**Aim of the task**. Hand back the entries exactly as written, minus every picture.

Data records for software interfaces

=== Section Start ===

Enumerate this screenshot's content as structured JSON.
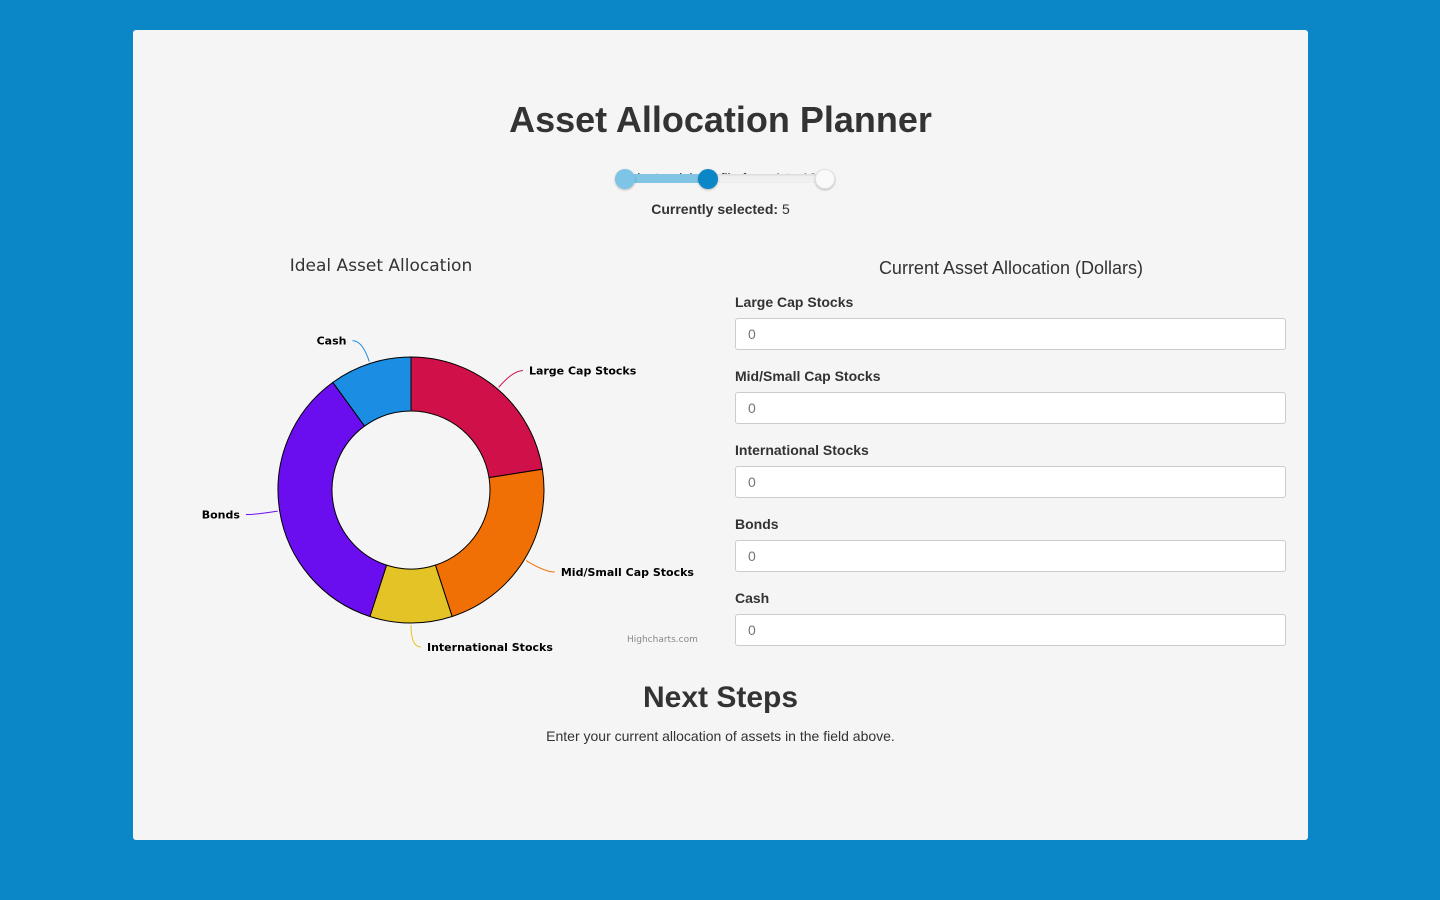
{
  "header": {
    "title": "Asset Allocation Planner"
  },
  "risk": {
    "prompt": "Select a risk profile from 1 to 10:",
    "min": 1,
    "max": 10,
    "value": 5,
    "selected_label": "Currently selected:",
    "selected_value": "5"
  },
  "chart_data": {
    "type": "pie",
    "title": "Ideal Asset Allocation",
    "donut": true,
    "categories": [
      "Large Cap Stocks",
      "Mid/Small Cap Stocks",
      "International Stocks",
      "Bonds",
      "Cash"
    ],
    "values": [
      22.5,
      22.5,
      10,
      35,
      10
    ],
    "colors": [
      "#d01048",
      "#f07005",
      "#e4c326",
      "#6a0ef0",
      "#1b8ee4"
    ],
    "credit": "Highcharts.com"
  },
  "form": {
    "title": "Current Asset Allocation (Dollars)",
    "fields": [
      {
        "label": "Large Cap Stocks",
        "value": "",
        "placeholder": "0"
      },
      {
        "label": "Mid/Small Cap Stocks",
        "value": "",
        "placeholder": "0"
      },
      {
        "label": "International Stocks",
        "value": "",
        "placeholder": "0"
      },
      {
        "label": "Bonds",
        "value": "",
        "placeholder": "0"
      },
      {
        "label": "Cash",
        "value": "",
        "placeholder": "0"
      }
    ]
  },
  "next_steps": {
    "title": "Next Steps",
    "text": "Enter your current allocation of assets in the field above."
  }
}
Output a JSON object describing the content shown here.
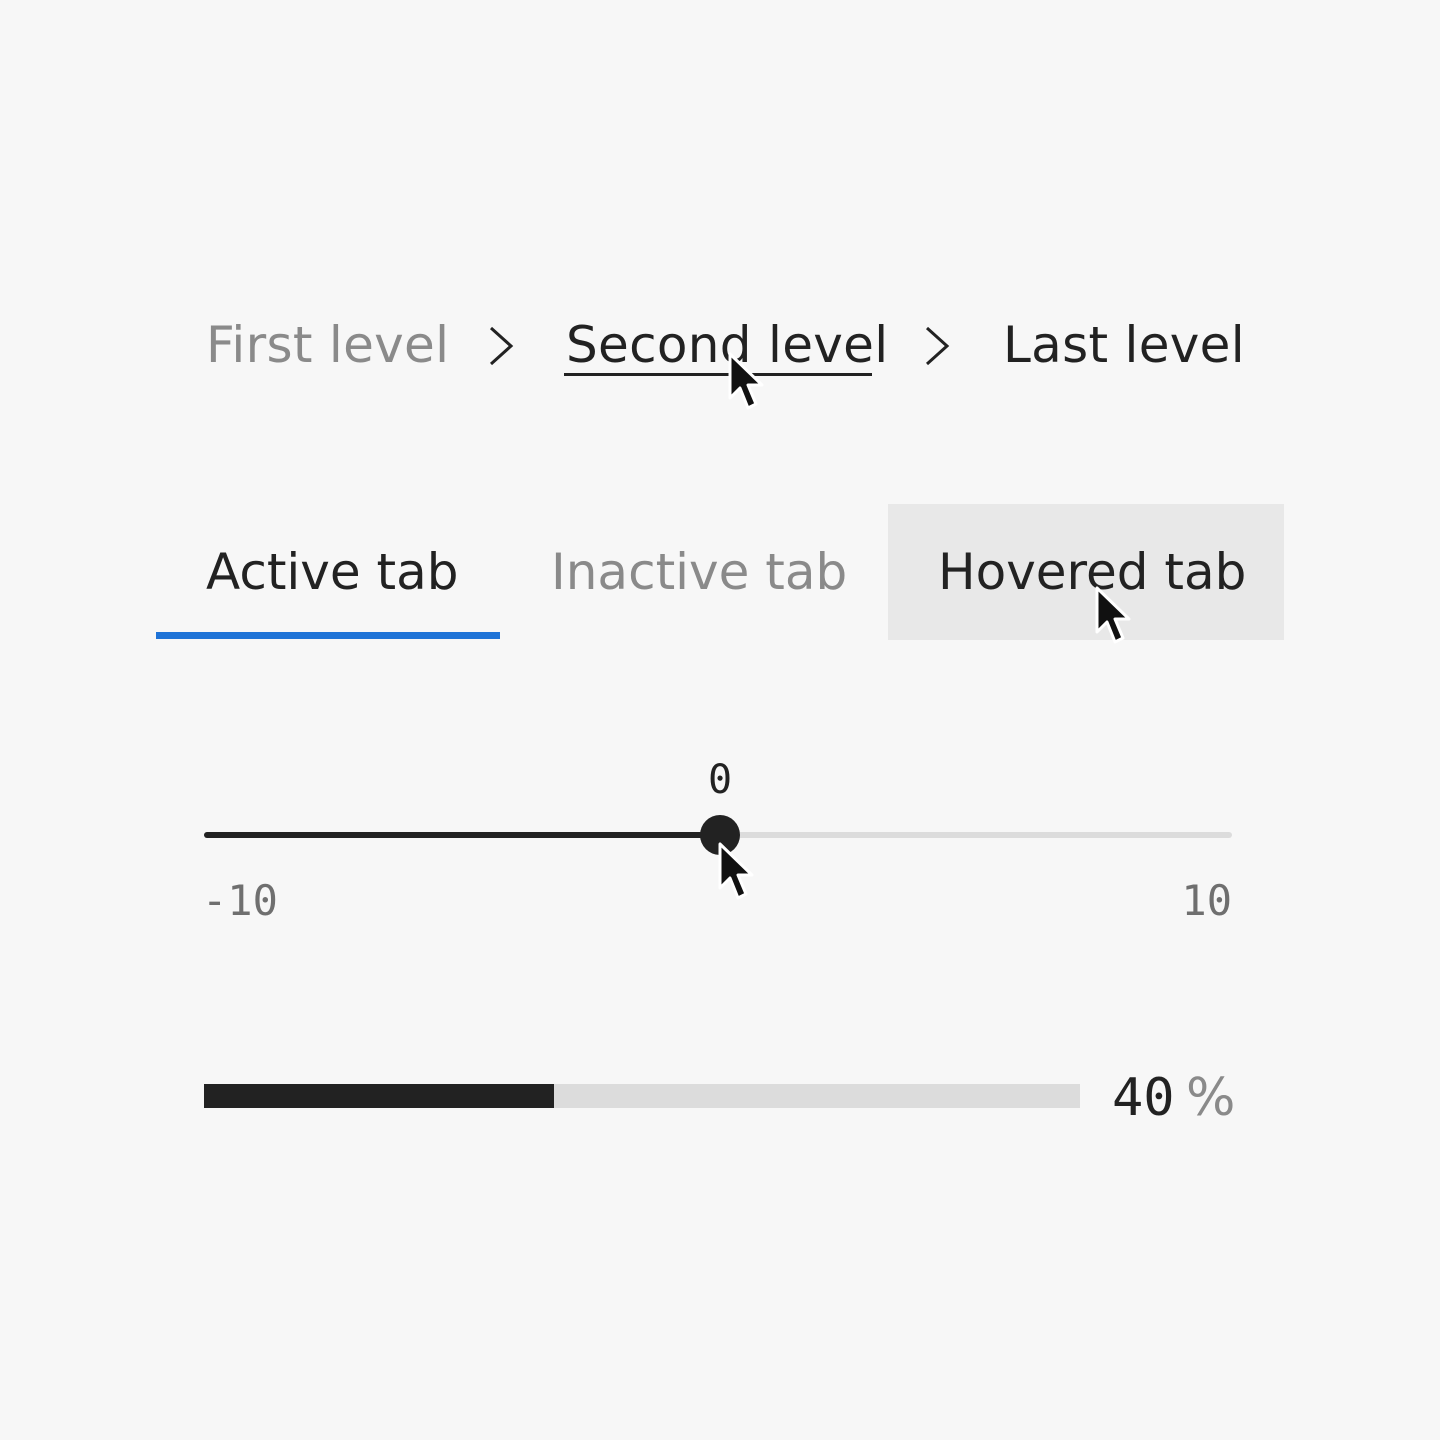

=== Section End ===

**The completed task**.
Enumerate this screenshot's content as structured JSON.
{
  "header": {
    "title": "Asset Allocation Planner"
  },
  "risk": {
    "prompt": "Select a risk profile from 1 to 10:",
    "min": 1,
    "max": 10,
    "value": 5,
    "selected_label": "Currently selected:",
    "selected_value": "5"
  },
  "chart_data": {
    "type": "pie",
    "title": "Ideal Asset Allocation",
    "donut": true,
    "categories": [
      "Large Cap Stocks",
      "Mid/Small Cap Stocks",
      "International Stocks",
      "Bonds",
      "Cash"
    ],
    "values": [
      22.5,
      22.5,
      10,
      35,
      10
    ],
    "colors": [
      "#d01048",
      "#f07005",
      "#e4c326",
      "#6a0ef0",
      "#1b8ee4"
    ],
    "credit": "Highcharts.com"
  },
  "form": {
    "title": "Current Asset Allocation (Dollars)",
    "fields": [
      {
        "label": "Large Cap Stocks",
        "value": "",
        "placeholder": "0"
      },
      {
        "label": "Mid/Small Cap Stocks",
        "value": "",
        "placeholder": "0"
      },
      {
        "label": "International Stocks",
        "value": "",
        "placeholder": "0"
      },
      {
        "label": "Bonds",
        "value": "",
        "placeholder": "0"
      },
      {
        "label": "Cash",
        "value": "",
        "placeholder": "0"
      }
    ]
  },
  "next_steps": {
    "title": "Next Steps",
    "text": "Enter your current allocation of assets in the field above."
  }
}
Output a JSON object describing the content shown here.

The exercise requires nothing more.